If you are uninitiated to the world of training on an exercise ball, this article is for you. Consider this Ball Training 101.
Many people are reluctant to try exercise balls because they look and feel so unstable. Well, they are…but that's the point. Training on a ball challenges your balance and is very good for working the core muscles. For instance, when you do a chest press on a bench, you target isolated muscles in the chest and arms. But when you do that same exercise on a ball, you work the upper body and recruit stabilizing muscles like the abdominals.
Apart from the fact that they can be a lot of fun, exercise balls help keep you motivated by adding variety to strengthening and stretching exercises. And since the ball helps build core strength, training with these inflatable orbs improves posture. Plus, ball training is easily adaptable to all levels of fitness.
Exercise balls come in a variety of sizes. Most fitness clubs carry 55 cm balls (the right size for most people between 5' and 5'7") and 65 cms balls (for most people between 5'8" and 6'2" ). The best way to figure out the right ball for you is to sit on it. Your hips and knees should align at about a 90-degree angle.
Generally, the larger the ball, the easier it is to work with because there is more surface space between the ball and the floor. But sizing is important. Don't assume that all beginners should find the biggest exercise ball possible. Working with a ball that is too large may be easier for some exercises but it makes others quite awkward.
If you can't get past your fear of falling off the ball (a natural first response), there are ways to ease into ball training. Softer or slightly deflated balls are less difficult to work with. Securing the ball against a wall or getting a trainer to hold it steady also helps alleviate anxiety.

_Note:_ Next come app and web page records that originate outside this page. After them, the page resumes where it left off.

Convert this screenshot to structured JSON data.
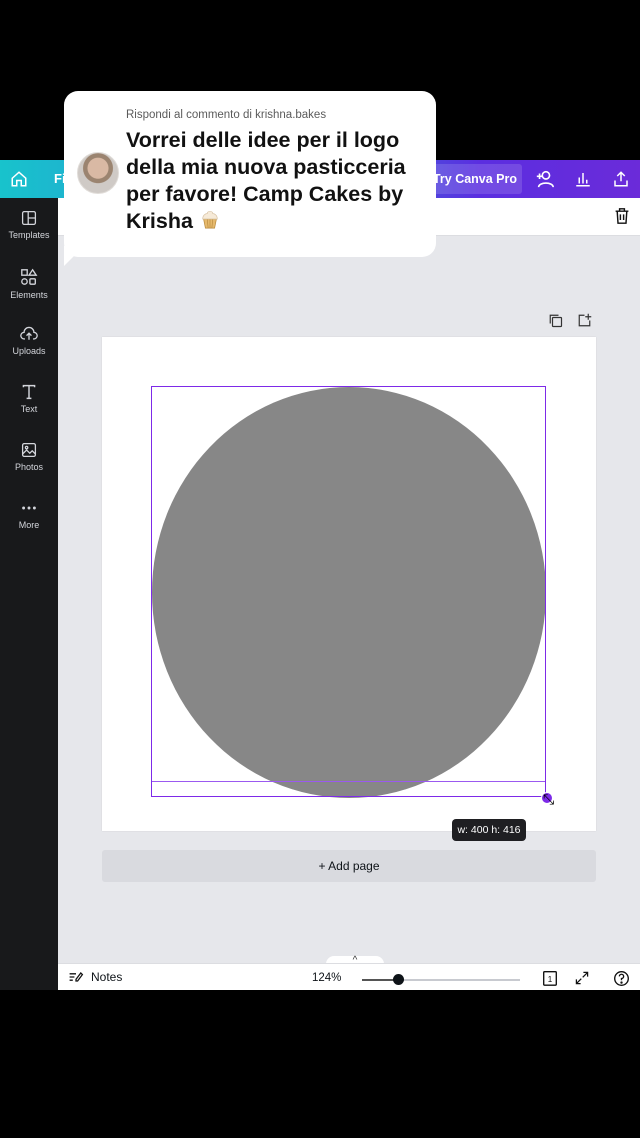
{
  "topbar": {
    "file_label": "Fi",
    "try_pro_label": "Try Canva Pro",
    "icons": [
      "home-icon",
      "add-people-icon",
      "insights-icon",
      "share-upload-icon"
    ]
  },
  "sidebar": {
    "items": [
      {
        "label": "Templates",
        "icon": "templates-icon"
      },
      {
        "label": "Elements",
        "icon": "elements-icon"
      },
      {
        "label": "Uploads",
        "icon": "uploads-icon"
      },
      {
        "label": "Text",
        "icon": "text-icon"
      },
      {
        "label": "Photos",
        "icon": "photos-icon"
      },
      {
        "label": "More",
        "icon": "more-icon"
      }
    ]
  },
  "canvas": {
    "element_dims": "w: 400 h: 416",
    "add_page_label": "+ Add page",
    "colors": {
      "shape_fill": "#878787",
      "selection": "#7d2ae8"
    }
  },
  "bottom_bar": {
    "notes_label": "Notes",
    "zoom_level": "124%",
    "zoom_slider_fraction": 0.24,
    "page_count": "1",
    "collapse_label": "^"
  },
  "comment": {
    "reply_to": "Rispondi al commento di krishna.bakes",
    "text": "Vorrei delle idee per il logo della mia nuova pasticceria per favore! Camp Cakes by Krisha"
  }
}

But remember, the more you secure the ball, the less stabilizing your muscles have to do, which is the goal of using the ball in the first place.
Amanda Vogel, MA